Many of HIAS’ country offices have adopted different kinds of virtual responses to ensure clients are receiving education, information, and mental health support despite the pandemic’s restrictions. But with increased isolation, increased anxiety, increased fear for women and girls (some in homes with their abusers), and increased economic strains for those whose businesses have collapsed or who lost their jobs, this year could be the hardest in recent memory.
In May 2020, UNHCR, stated that the pandemic was already “triggering a mental health crisis” among refugees and other displaced people.
HIAS staff members implement community-based mental health services as a core part of their work, empowering communities, groups, families, and individuals to care for themselves and each other. The programming helps survivors address the grief, fear, isolation, and distress that can result from forced flight, surviving or witnessing violence, loss or separation from family, and the daily stress of living on the margins of foreign cities or in refugee camps.
Some of the activities HIAS offices have coordinated recently, including on World Mental Health Day, included:
In Peru, HIAS staff conducted targeted outreach to clients through social media and provided Facebook Live sessions on positive parenting skills.

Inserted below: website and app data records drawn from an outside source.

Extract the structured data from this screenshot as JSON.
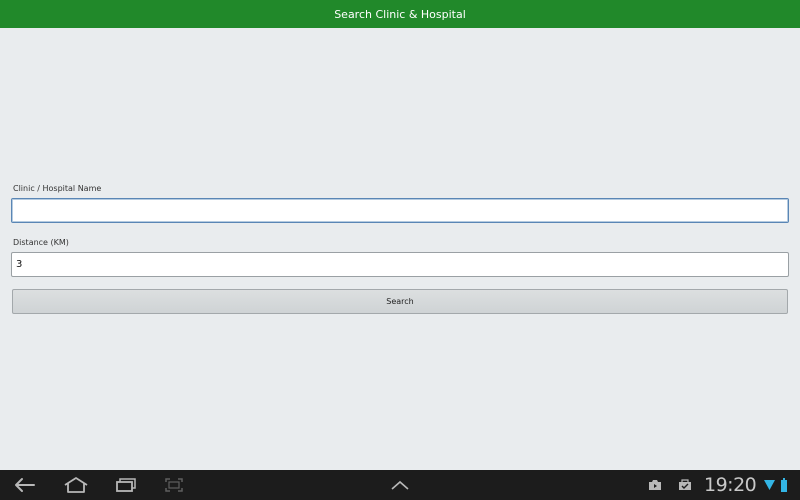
{
  "header": {
    "title": "Search Clinic & Hospital"
  },
  "form": {
    "name_label": "Clinic / Hospital Name",
    "name_value": "",
    "distance_label": "Distance (KM)",
    "distance_value": "3",
    "search_label": "Search"
  },
  "status_bar": {
    "time": "19:20",
    "icons": [
      "camera-icon",
      "shopping-bag-icon",
      "wifi-icon",
      "battery-icon"
    ]
  },
  "nav_bar": {
    "icons": [
      "back-icon",
      "home-icon",
      "recent-apps-icon",
      "screenshot-icon",
      "chevron-up-icon"
    ]
  },
  "colors": {
    "header_bg": "#21892a",
    "background": "#e9ecee",
    "navbar_bg": "#1c1c1c",
    "accent_blue": "#33b5e5"
  }
}
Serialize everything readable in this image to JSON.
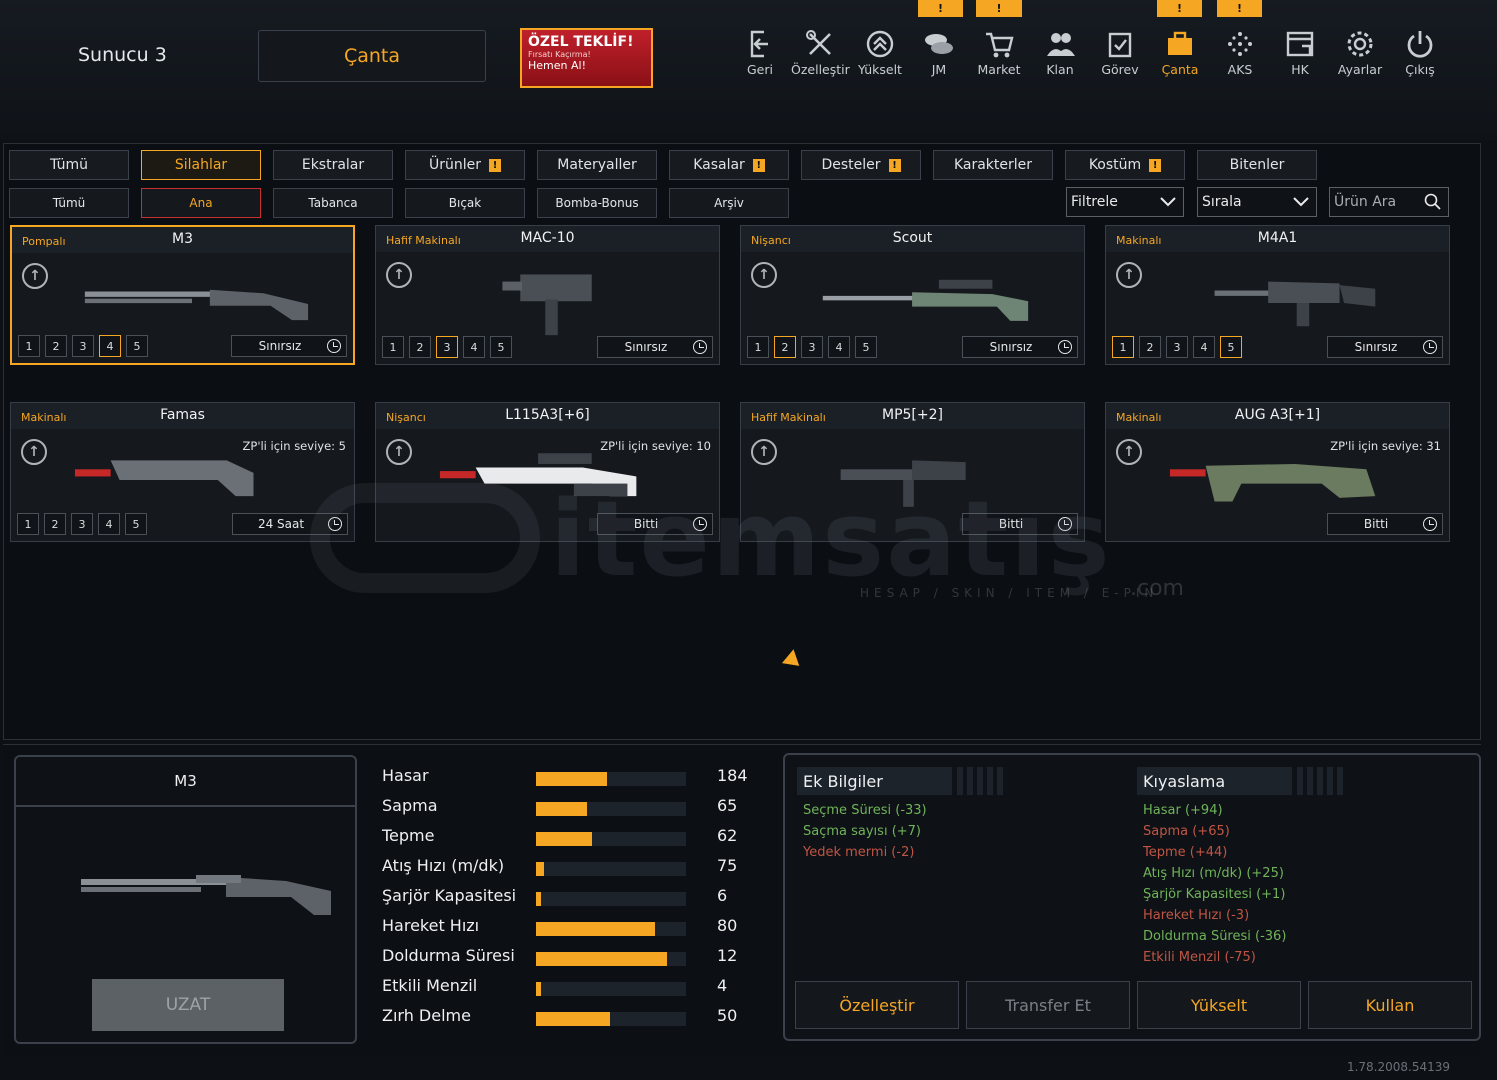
{
  "header": {
    "server": "Sunucu 3",
    "bag_button": "Çanta",
    "offer": {
      "title": "ÖZEL TEKLİF!",
      "subtitle": "Fırsatı Kaçırma!",
      "cta": "Hemen Al!"
    },
    "nav": [
      {
        "label": "Geri",
        "icon": "back-icon"
      },
      {
        "label": "Özelleştir",
        "icon": "tools-icon"
      },
      {
        "label": "Yükselt",
        "icon": "upgrade-icon"
      },
      {
        "label": "JM",
        "icon": "coins-icon",
        "badge": "!"
      },
      {
        "label": "Market",
        "icon": "cart-icon",
        "badge": "!"
      },
      {
        "label": "Klan",
        "icon": "clan-icon"
      },
      {
        "label": "Görev",
        "icon": "mission-icon"
      },
      {
        "label": "Çanta",
        "icon": "bag-icon",
        "badge": "!",
        "active": true
      },
      {
        "label": "AKS",
        "icon": "aks-icon",
        "badge": "!"
      },
      {
        "label": "HK",
        "icon": "hk-icon"
      },
      {
        "label": "Ayarlar",
        "icon": "gear-icon"
      },
      {
        "label": "Çıkış",
        "icon": "power-icon"
      }
    ]
  },
  "tabs": [
    {
      "label": "Tümü"
    },
    {
      "label": "Silahlar",
      "selected": true
    },
    {
      "label": "Ekstralar"
    },
    {
      "label": "Ürünler",
      "warn": true
    },
    {
      "label": "Materyaller"
    },
    {
      "label": "Kasalar",
      "warn": true
    },
    {
      "label": "Desteler",
      "warn": true
    },
    {
      "label": "Karakterler"
    },
    {
      "label": "Kostüm",
      "warn": true
    },
    {
      "label": "Bitenler"
    }
  ],
  "subtabs": [
    {
      "label": "Tümü"
    },
    {
      "label": "Ana",
      "selected": true
    },
    {
      "label": "Tabanca"
    },
    {
      "label": "Bıçak"
    },
    {
      "label": "Bomba-Bonus"
    },
    {
      "label": "Arşiv"
    }
  ],
  "filter": "Filtrele",
  "sort": "Sırala",
  "search_placeholder": "Ürün Ara",
  "cards": [
    {
      "category": "Pompalı",
      "name": "M3",
      "levels": [
        "1",
        "2",
        "3",
        "4",
        "5"
      ],
      "active_levels": [
        4
      ],
      "duration": "Sınırsız",
      "selected": true
    },
    {
      "category": "Hafif Makinalı",
      "name": "MAC-10",
      "levels": [
        "1",
        "2",
        "3",
        "4",
        "5"
      ],
      "active_levels": [
        3
      ],
      "duration": "Sınırsız"
    },
    {
      "category": "Nişancı",
      "name": "Scout",
      "levels": [
        "1",
        "2",
        "3",
        "4",
        "5"
      ],
      "active_levels": [
        2
      ],
      "duration": "Sınırsız"
    },
    {
      "category": "Makinalı",
      "name": "M4A1",
      "levels": [
        "1",
        "2",
        "3",
        "4",
        "5"
      ],
      "active_levels": [
        1,
        5
      ],
      "duration": "Sınırsız"
    },
    {
      "category": "Makinalı",
      "name": "Famas",
      "levels": [
        "1",
        "2",
        "3",
        "4",
        "5"
      ],
      "active_levels": [],
      "duration": "24 Saat",
      "zp": "ZP'li için seviye: 5"
    },
    {
      "category": "Nişancı",
      "name": "L115A3[+6]",
      "levels": [],
      "active_levels": [],
      "duration": "Bitti",
      "zp": "ZP'li için seviye: 10"
    },
    {
      "category": "Hafif Makinalı",
      "name": "MP5[+2]",
      "levels": [],
      "active_levels": [],
      "duration": "Bitti"
    },
    {
      "category": "Makinalı",
      "name": "AUG A3[+1]",
      "levels": [],
      "active_levels": [],
      "duration": "Bitti",
      "zp": "ZP'li için seviye: 31"
    }
  ],
  "watermark": {
    "text": "itemsatış",
    "sub": "HESAP / SKIN / ITEM / E-PIN",
    "com": ".com"
  },
  "preview": {
    "name": "M3",
    "button": "UZAT"
  },
  "stats": [
    {
      "label": "Hasar",
      "value": "184",
      "pct": 0.47
    },
    {
      "label": "Sapma",
      "value": "65",
      "pct": 0.34
    },
    {
      "label": "Tepme",
      "value": "62",
      "pct": 0.37
    },
    {
      "label": "Atış Hızı (m/dk)",
      "value": "75",
      "pct": 0.05
    },
    {
      "label": "Şarjör Kapasitesi",
      "value": "6",
      "pct": 0.03
    },
    {
      "label": "Hareket Hızı",
      "value": "80",
      "pct": 0.79
    },
    {
      "label": "Doldurma Süresi",
      "value": "12",
      "pct": 0.87
    },
    {
      "label": "Etkili Menzil",
      "value": "4",
      "pct": 0.03
    },
    {
      "label": "Zırh Delme",
      "value": "50",
      "pct": 0.49
    }
  ],
  "extra": {
    "title": "Ek Bilgiler",
    "items": [
      {
        "text": "Seçme Süresi (-33)",
        "color": "green"
      },
      {
        "text": "Saçma sayısı (+7)",
        "color": "green"
      },
      {
        "text": "Yedek mermi (-2)",
        "color": "red"
      }
    ]
  },
  "compare": {
    "title": "Kıyaslama",
    "items": [
      {
        "text": "Hasar (+94)",
        "color": "green"
      },
      {
        "text": "Sapma (+65)",
        "color": "red"
      },
      {
        "text": "Tepme (+44)",
        "color": "red"
      },
      {
        "text": "Atış Hızı (m/dk) (+25)",
        "color": "green"
      },
      {
        "text": "Şarjör Kapasitesi (+1)",
        "color": "green"
      },
      {
        "text": "Hareket Hızı (-3)",
        "color": "red"
      },
      {
        "text": "Doldurma Süresi (-36)",
        "color": "green"
      },
      {
        "text": "Etkili Menzil (-75)",
        "color": "red"
      }
    ]
  },
  "actions": [
    {
      "label": "Özelleştir"
    },
    {
      "label": "Transfer Et",
      "disabled": true
    },
    {
      "label": "Yükselt"
    },
    {
      "label": "Kullan"
    }
  ],
  "version": "1.78.2008.54139",
  "colors": {
    "accent": "#f5a623",
    "green": "#6fb35a",
    "red": "#c05545"
  }
}
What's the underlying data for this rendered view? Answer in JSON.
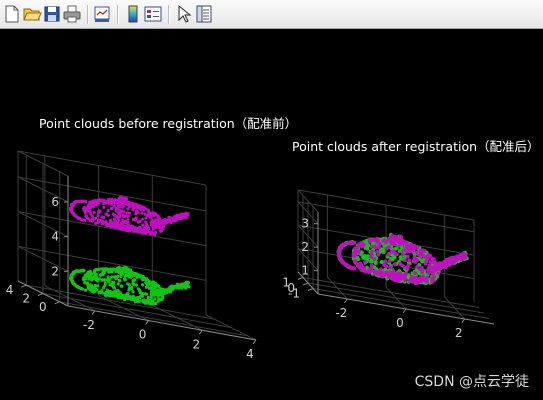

In Panama, staff carried out a special project posting stories on Instagram to promote resilience, conducted online workshops for refugees, and held trainings on mental health for government refugee eligibility officers.
In Kenya, Dr. Thomas Obulutsa, program manager of mental health services at HIAS Kenya, spoke on panels alongside UNHCR and the Danish Refugee Council on Combating Stigma Associated with COVID-19 and Mental Health For Drug and Substance Abuse and Sexual and Gender-Based Violence.
In Venezuela, HIAS sent key messages directly to clients via WhatsApp and text about how to cultivate healthy mental-health habits, conducted mental-health workshops, and distributed informative brochures.
On Oct. 13, HIAS hosted a webinar entitled “Refugee Resilience and Mental Health During COVID-19” and discussed community-based mental health programming for refugees and how this work has evolved during the pandemic. Shrina Eadeh, director of resettlement services at JFS Ann Arbor, one of HIAS’ local affiliates in the United States, noted the importance of a technology survey her organization used to better help its clients access counseling and other services.
Lucy Kiama, HIAS’ country director for Kenya, sees the role of phones and computers as more important than ever.
“The use of technology is the new normal,” she said.